• _Exercise details_:
This exercise requires every record to be repeated exactly.
++++++++++++++++++++
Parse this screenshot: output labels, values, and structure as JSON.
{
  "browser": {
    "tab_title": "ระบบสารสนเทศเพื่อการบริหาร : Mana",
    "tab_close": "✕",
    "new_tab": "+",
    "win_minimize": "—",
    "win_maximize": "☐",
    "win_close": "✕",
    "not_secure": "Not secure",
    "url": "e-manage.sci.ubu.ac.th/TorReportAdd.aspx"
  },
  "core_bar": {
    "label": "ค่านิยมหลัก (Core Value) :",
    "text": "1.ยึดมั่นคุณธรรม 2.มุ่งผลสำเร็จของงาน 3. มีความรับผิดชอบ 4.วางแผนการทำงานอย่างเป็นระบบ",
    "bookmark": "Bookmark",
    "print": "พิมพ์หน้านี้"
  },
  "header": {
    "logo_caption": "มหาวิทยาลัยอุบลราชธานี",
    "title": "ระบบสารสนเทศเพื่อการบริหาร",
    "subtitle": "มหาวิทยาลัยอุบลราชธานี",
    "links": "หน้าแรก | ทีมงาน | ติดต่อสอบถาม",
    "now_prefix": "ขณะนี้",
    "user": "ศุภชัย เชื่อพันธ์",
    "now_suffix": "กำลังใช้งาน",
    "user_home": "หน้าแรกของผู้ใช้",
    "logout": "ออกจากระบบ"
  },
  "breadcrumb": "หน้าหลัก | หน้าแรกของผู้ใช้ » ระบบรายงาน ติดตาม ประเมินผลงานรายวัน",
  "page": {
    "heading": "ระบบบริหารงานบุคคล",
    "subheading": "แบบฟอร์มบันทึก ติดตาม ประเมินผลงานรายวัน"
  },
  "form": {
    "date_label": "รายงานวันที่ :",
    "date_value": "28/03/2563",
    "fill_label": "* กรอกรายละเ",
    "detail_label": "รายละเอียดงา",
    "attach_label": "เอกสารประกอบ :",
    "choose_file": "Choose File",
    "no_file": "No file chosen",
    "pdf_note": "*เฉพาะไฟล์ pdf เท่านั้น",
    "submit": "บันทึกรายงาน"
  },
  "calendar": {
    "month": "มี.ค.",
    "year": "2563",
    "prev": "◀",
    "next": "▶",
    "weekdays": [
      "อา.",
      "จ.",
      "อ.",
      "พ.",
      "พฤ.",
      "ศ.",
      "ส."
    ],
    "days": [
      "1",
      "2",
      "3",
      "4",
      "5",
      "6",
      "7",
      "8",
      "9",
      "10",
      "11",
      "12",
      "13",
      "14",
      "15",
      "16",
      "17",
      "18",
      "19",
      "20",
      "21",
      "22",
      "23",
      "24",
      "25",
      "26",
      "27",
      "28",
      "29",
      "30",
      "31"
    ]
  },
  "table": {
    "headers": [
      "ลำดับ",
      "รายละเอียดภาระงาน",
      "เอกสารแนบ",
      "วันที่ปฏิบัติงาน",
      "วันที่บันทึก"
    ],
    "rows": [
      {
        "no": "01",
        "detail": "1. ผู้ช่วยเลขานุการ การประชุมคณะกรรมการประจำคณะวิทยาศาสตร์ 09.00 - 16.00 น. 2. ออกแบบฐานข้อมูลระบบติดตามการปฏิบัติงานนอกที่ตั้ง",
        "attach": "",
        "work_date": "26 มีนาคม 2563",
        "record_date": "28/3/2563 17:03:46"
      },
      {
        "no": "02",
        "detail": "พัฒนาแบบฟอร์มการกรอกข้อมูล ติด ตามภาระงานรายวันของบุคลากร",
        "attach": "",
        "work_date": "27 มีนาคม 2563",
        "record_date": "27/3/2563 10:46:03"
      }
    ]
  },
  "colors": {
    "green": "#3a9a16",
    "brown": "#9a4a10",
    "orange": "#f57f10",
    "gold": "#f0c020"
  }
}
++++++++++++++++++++
• _Written response_:
Parse this screenshot: output labels, values, and structure as JSON.
{
  "browser": {
    "tab_title": "ระบบสารสนเทศเพื่อการบริหาร : Mana",
    "tab_close": "✕",
    "new_tab": "+",
    "win_minimize": "—",
    "win_maximize": "☐",
    "win_close": "✕",
    "not_secure": "Not secure",
    "url": "e-manage.sci.ubu.ac.th/TorReportAdd.aspx"
  },
  "core_bar": {
    "label": "ค่านิยมหลัก (Core Value) :",
    "text": "1.ยึดมั่นคุณธรรม 2.มุ่งผลสำเร็จของงาน 3. มีความรับผิดชอบ 4.วางแผนการทำงานอย่างเป็นระบบ",
    "bookmark": "Bookmark",
    "print": "พิมพ์หน้านี้"
  },
  "header": {
    "logo_caption": "มหาวิทยาลัยอุบลราชธานี",
    "title": "ระบบสารสนเทศเพื่อการบริหาร",
    "subtitle": "มหาวิทยาลัยอุบลราชธานี",
    "links": "หน้าแรก | ทีมงาน | ติดต่อสอบถาม",
    "now_prefix": "ขณะนี้",
    "user": "ศุภชัย เชื่อพันธ์",
    "now_suffix": "กำลังใช้งาน",
    "user_home": "หน้าแรกของผู้ใช้",
    "logout": "ออกจากระบบ"
  },
  "breadcrumb": "หน้าหลัก | หน้าแรกของผู้ใช้ » ระบบรายงาน ติดตาม ประเมินผลงานรายวัน",
  "page": {
    "heading": "ระบบบริหารงานบุคคล",
    "subheading": "แบบฟอร์มบันทึก ติดตาม ประเมินผลงานรายวัน"
  },
  "form": {
    "date_label": "รายงานวันที่ :",
    "date_value": "28/03/2563",
    "fill_label": "* กรอกรายละเ",
    "detail_label": "รายละเอียดงา",
    "attach_label": "เอกสารประกอบ :",
    "choose_file": "Choose File",
    "no_file": "No file chosen",
    "pdf_note": "*เฉพาะไฟล์ pdf เท่านั้น",
    "submit": "บันทึกรายงาน"
  },
  "calendar": {
    "month": "มี.ค.",
    "year": "2563",
    "prev": "◀",
    "next": "▶",
    "weekdays": [
      "อา.",
      "จ.",
      "อ.",
      "พ.",
      "พฤ.",
      "ศ.",
      "ส."
    ],
    "days": [
      "1",
      "2",
      "3",
      "4",
      "5",
      "6",
      "7",
      "8",
      "9",
      "10",
      "11",
      "12",
      "13",
      "14",
      "15",
      "16",
      "17",
      "18",
      "19",
      "20",
      "21",
      "22",
      "23",
      "24",
      "25",
      "26",
      "27",
      "28",
      "29",
      "30",
      "31"
    ]
  },
  "table": {
    "headers": [
      "ลำดับ",
      "รายละเอียดภาระงาน",
      "เอกสารแนบ",
      "วันที่ปฏิบัติงาน",
      "วันที่บันทึก"
    ],
    "rows": [
      {
        "no": "01",
        "detail": "1. ผู้ช่วยเลขานุการ การประชุมคณะกรรมการประจำคณะวิทยาศาสตร์ 09.00 - 16.00 น. 2. ออกแบบฐานข้อมูลระบบติดตามการปฏิบัติงานนอกที่ตั้ง",
        "attach": "",
        "work_date": "26 มีนาคม 2563",
        "record_date": "28/3/2563 17:03:46"
      },
      {
        "no": "02",
        "detail": "พัฒนาแบบฟอร์มการกรอกข้อมูล ติด ตามภาระงานรายวันของบุคลากร",
        "attach": "",
        "work_date": "27 มีนาคม 2563",
        "record_date": "27/3/2563 10:46:03"
      }
    ]
  },
  "colors": {
    "green": "#3a9a16",
    "brown": "#9a4a10",
    "orange": "#f57f10",
    "gold": "#f0c020"
  }
}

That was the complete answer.